At long last, Americans are able to see the relief on the horizon, and the end of the outbreak that’s cost the country more than 500,000 lives.

One question, answered: A reader named Jessica asks, “How can I teach my kid to love reading?”

[“Tess” would] rather play dress-up. I feel like we did right by her sister but failed her!

Abby Freireich and Brian Platzer respond in our latest “Homeroom” column:

When kids falter as readers, parents often feel a double frustration: one born of concern for their child, and another stemming from a sense of failure as a parent. But getting Tess more interested in reading will require fighting this kind of thinking, and avoiding telegraphing your concern to her unintentionally. Instead, try to view Tess’s learning to read as an opportunity to delve into her interests in a way you can both enjoy.

Keep reading. Every Tuesday, Abby and Brian take questions from readers about their kids’ education. Have one? Email them at homeroom@theatlantic.com.

Tonight’s Atlantic-approved isolation activity:

Lower your expectations.
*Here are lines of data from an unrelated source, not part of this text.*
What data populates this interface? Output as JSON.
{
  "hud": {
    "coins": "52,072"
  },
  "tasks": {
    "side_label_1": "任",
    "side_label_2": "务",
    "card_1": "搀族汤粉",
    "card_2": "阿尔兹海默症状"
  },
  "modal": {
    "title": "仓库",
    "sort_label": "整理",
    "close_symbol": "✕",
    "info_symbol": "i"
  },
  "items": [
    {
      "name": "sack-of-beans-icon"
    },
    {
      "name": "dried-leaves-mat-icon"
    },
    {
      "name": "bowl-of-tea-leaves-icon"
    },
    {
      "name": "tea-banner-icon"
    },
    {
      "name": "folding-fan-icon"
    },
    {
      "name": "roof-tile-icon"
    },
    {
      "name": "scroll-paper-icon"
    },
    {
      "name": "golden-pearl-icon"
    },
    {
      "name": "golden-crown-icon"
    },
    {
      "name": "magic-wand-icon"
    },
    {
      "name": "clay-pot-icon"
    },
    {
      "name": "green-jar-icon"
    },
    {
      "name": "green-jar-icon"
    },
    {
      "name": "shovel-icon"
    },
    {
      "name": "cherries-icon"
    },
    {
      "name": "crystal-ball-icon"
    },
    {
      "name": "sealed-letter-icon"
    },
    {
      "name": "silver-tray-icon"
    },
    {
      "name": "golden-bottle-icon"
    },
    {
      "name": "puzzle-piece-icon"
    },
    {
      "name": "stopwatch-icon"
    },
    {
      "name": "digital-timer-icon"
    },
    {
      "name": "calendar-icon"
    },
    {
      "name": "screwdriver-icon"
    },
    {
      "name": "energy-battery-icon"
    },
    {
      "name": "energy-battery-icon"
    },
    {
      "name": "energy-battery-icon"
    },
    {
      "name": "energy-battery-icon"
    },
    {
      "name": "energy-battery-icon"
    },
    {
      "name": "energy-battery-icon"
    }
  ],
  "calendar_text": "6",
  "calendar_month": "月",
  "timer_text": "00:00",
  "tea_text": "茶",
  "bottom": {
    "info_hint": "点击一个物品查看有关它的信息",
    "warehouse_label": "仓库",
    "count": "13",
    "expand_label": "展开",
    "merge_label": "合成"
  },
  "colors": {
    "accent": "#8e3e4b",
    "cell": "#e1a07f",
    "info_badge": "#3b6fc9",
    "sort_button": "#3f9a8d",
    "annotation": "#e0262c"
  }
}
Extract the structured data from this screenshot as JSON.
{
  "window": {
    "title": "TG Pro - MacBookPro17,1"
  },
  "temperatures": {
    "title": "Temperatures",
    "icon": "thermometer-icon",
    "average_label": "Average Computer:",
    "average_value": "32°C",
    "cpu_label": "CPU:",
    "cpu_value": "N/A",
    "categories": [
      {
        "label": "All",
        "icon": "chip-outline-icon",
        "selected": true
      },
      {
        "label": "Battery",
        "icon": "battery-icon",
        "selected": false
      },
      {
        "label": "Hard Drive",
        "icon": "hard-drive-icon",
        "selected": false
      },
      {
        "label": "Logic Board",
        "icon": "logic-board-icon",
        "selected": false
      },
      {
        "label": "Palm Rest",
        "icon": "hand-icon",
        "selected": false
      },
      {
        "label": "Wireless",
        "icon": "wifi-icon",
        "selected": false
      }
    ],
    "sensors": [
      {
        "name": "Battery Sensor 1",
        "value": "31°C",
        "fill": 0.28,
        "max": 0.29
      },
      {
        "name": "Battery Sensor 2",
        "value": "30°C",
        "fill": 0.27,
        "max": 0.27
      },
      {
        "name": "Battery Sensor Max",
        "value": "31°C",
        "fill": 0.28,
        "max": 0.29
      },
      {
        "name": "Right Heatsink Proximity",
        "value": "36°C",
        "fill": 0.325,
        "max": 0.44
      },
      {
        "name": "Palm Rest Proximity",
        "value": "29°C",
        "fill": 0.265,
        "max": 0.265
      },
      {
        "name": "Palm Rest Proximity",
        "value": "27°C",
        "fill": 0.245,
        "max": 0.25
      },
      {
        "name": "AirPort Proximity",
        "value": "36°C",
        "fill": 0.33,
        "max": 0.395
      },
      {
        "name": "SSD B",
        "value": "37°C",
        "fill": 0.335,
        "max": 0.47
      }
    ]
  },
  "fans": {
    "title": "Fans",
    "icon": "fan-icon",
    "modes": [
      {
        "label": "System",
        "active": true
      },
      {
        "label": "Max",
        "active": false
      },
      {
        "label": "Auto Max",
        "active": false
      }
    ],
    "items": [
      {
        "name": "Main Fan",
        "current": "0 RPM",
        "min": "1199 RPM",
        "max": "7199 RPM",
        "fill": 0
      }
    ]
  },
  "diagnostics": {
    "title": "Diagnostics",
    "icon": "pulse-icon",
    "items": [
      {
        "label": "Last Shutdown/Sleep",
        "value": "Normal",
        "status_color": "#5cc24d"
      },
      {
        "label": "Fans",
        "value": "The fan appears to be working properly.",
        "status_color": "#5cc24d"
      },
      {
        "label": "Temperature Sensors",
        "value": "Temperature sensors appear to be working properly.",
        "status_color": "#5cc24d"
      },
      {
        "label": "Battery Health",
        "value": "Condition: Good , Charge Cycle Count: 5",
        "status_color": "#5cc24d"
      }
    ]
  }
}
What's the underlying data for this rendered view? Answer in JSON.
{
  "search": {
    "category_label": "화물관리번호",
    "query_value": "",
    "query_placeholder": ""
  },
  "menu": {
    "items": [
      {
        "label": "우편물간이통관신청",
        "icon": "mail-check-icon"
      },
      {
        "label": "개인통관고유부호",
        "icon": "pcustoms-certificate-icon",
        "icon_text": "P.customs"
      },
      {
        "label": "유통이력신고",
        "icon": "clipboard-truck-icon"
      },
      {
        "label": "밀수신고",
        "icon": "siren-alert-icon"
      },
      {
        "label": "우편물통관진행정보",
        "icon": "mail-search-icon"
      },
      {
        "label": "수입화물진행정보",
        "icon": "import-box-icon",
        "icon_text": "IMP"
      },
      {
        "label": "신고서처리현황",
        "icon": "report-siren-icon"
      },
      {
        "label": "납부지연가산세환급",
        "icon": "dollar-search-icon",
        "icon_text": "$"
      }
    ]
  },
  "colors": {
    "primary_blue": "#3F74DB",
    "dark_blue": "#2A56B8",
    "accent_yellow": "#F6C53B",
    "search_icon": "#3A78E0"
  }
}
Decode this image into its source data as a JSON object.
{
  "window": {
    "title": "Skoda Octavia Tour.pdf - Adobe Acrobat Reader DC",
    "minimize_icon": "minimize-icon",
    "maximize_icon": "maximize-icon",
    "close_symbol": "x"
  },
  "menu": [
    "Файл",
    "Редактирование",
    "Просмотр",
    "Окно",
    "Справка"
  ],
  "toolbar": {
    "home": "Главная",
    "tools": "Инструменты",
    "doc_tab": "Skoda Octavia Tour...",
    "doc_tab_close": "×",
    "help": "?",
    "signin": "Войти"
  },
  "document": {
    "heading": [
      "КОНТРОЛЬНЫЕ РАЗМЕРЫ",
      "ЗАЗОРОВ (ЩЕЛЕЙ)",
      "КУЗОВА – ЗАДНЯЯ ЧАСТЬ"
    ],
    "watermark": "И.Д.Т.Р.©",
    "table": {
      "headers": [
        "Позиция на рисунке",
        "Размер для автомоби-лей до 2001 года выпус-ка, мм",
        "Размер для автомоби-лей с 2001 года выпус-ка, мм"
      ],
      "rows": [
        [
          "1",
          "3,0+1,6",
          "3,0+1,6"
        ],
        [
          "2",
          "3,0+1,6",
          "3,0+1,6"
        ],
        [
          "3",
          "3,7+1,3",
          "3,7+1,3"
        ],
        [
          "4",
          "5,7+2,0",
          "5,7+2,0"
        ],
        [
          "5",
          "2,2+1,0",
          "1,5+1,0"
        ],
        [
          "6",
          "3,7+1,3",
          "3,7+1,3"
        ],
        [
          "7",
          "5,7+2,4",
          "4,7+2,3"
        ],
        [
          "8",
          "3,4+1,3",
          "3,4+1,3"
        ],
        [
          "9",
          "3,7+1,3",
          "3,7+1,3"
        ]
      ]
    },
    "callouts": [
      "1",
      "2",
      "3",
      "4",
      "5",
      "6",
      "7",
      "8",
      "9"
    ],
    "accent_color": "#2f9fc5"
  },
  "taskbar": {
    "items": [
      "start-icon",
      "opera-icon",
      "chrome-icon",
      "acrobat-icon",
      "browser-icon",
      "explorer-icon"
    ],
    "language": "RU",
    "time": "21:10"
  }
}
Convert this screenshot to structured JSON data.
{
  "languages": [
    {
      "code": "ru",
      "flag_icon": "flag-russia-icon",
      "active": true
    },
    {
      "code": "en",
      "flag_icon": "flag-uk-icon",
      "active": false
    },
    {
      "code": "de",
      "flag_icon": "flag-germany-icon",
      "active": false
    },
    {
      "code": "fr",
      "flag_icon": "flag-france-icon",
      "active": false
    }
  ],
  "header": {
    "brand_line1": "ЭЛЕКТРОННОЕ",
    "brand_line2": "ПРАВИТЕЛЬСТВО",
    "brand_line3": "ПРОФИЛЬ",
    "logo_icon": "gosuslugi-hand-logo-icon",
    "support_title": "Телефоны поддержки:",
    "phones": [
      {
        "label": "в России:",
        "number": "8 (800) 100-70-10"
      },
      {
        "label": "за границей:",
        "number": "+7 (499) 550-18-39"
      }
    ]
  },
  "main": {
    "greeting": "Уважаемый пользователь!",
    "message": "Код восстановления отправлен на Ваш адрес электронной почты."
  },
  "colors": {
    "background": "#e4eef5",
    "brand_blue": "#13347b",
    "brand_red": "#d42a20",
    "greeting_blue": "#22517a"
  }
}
You’ll be happier if you grade reality on a curve, our staff writer James Parker argues

Today’s break from the news:

The prices on your Monopoly board hold a dark secret.